Vaccine could halt the spread of metastatic cancer
Researchers at the University of California San Diego Health and the La Jolla Institute for Allergy and Immunology are working on a cancer vaccine that’s specific for each patient.
It’s specifically created according to a patient’s own cancer mutations and immune system. It’s a clinical trial that is only for people with metastatic cancer.
Tamara Strauss can’t wait to take her therapy dog, Luna, back for hospital visits. She has to wait because she’s in the cancer vaccine trial at UC San Diego Health.
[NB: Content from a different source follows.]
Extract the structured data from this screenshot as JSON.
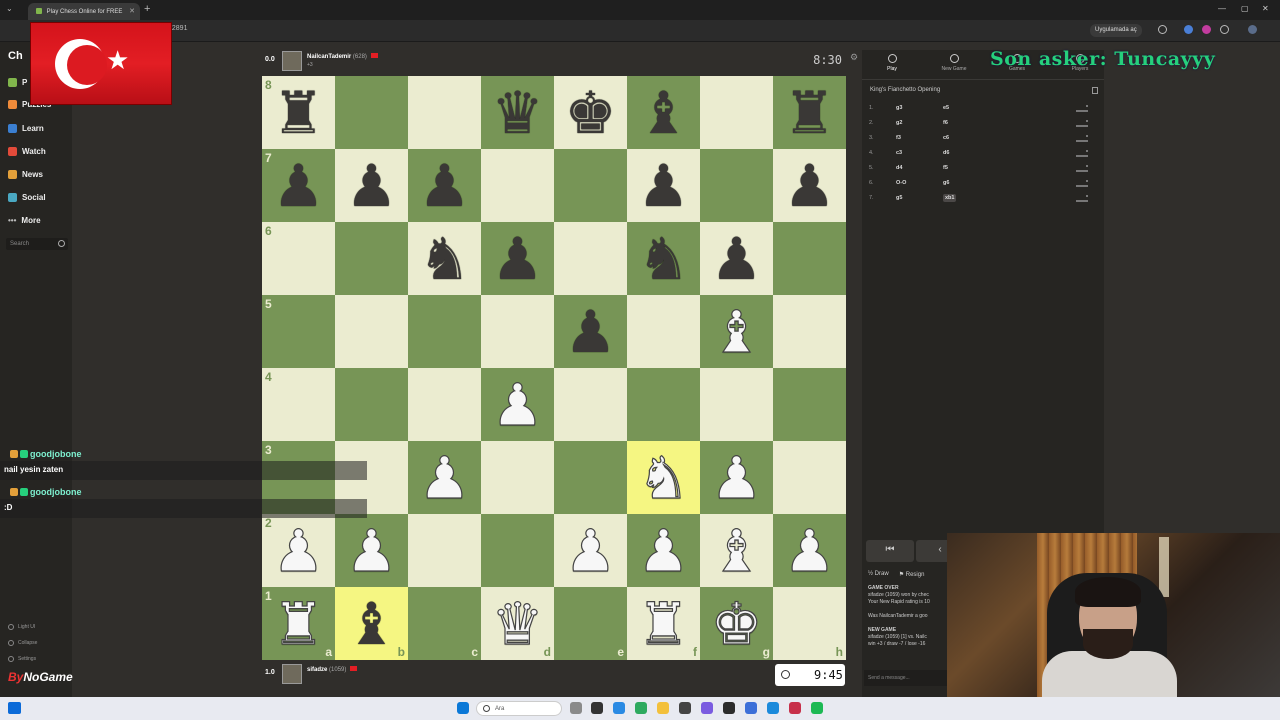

She is patient No. 1.
“Having cancer, I mean anything that presents itself as a solution or a cure, you’re going to jump on the bandwagon," Tamara said.
Tamara beat pancreatic neuroendocrine cancer twice. Now, it’s back, and it's Stage 4.
Her doctors say everyone’s cancer and immune system are different, so they are treating them differently.
“If we were going to think about curing patients with metastatic disease, with advanced cancer, then we had to design therapies that were really individual,” said Dr. Ezra Cohen, associate director of translational science in the Moores Cancer Center at UC San Diego Health.
The team tested Tamara’s tumor and identified neoantigens, or mutations her immune system responds to. They cultured the neoantigens with Tamara’s T-cells and gave her a series of three vaccines.
Cohen said they worried the T-cells would reach the tumor and be deactivated. So, they added Keytruda.
“What the Keytruda does is that, essentially, it keeps those T-cells from falling asleep once they get to the tumor, and so hopefully, once that happens, those T-cells destroy the cancer,” Cohen said.
It’s only been four months since Tamara began the trial, but a mid-treatment CT scan was promising.
Tamara’s parents donated $1 million to fund this trial, hoping to help her. They’ve already lost another daughter to cancer.
The trial will enroll 10 patients and only has three now. Doctors are looking for patients with any kind of slow-growing metastatic cancer.
TOPIC: VACCINE HALTS THE SPREAD OF METASTATIC CANCER
REPORT: MB #4546
BACKGROUND: Metastatic cancer is another name for stage 4 cancer. This means that the cancer has spread to other tissues, organs and lymph nodes. When the cancer spreads like this, it is called metastasis. The metastatic cancer keeps the name of its primary cancer even though it might have spread; for example, if lung cancer spreads to the brain, it is just called metastatic lung cancer not brain cancer. Cancer spreads by going to the tissue first, and then it moves to the lymph nodes or blood vessels. The blood vessels offer access to organs in the body. When the cancer cells start to grow in the tissue, they grow their own blood vessels to create their own blood supply and get bigger. Symptoms include headaches, seizures, shortness of breath and dizziness.
TREATMENTS: Metastasis has a few treatments for patients. Age, where the cancer started, and where it has spread are all factors to determine the type of treatment that can be given. Patients can either go through chemotherapy, hormone therapy, or target therapy or they can try go through surgery or radiation therapy to treat that certain section. The treatment might not be a cure to end the metastasis, but it can slow down the growth of the cancer and reduce the symptoms. Depending on the cancer, patients can live months or even years after being diagnosed with metastatic cancer.
NEW TECHNOLOGY: Vaccines are a form of immunotherapy. They are usually given during the beginning stages, but that is changing. In a new study, there are vaccines that can be used to help not only stop the growth of the cancer, but it can also help prevent it from coming back and remove any leftover cancer cells from other treatments. There are four types of cancer vaccines: antigen, whole cell, DNA and dendritic cell. Antigen helps stimulate the immune system to attack the cancer by using the protein antigen to help. Whole cell uses a patient's own cancer cells to treat. DNA vaccines take the DNA from the cancer cells and put them into cells of the immune system to help them identify and eliminate other cancer cells. Dendritic cells are grown in a lab and used to help strengthen the immune system to get rid of the cancer that is in the system. There are many clinical trials to learn more about what is going on.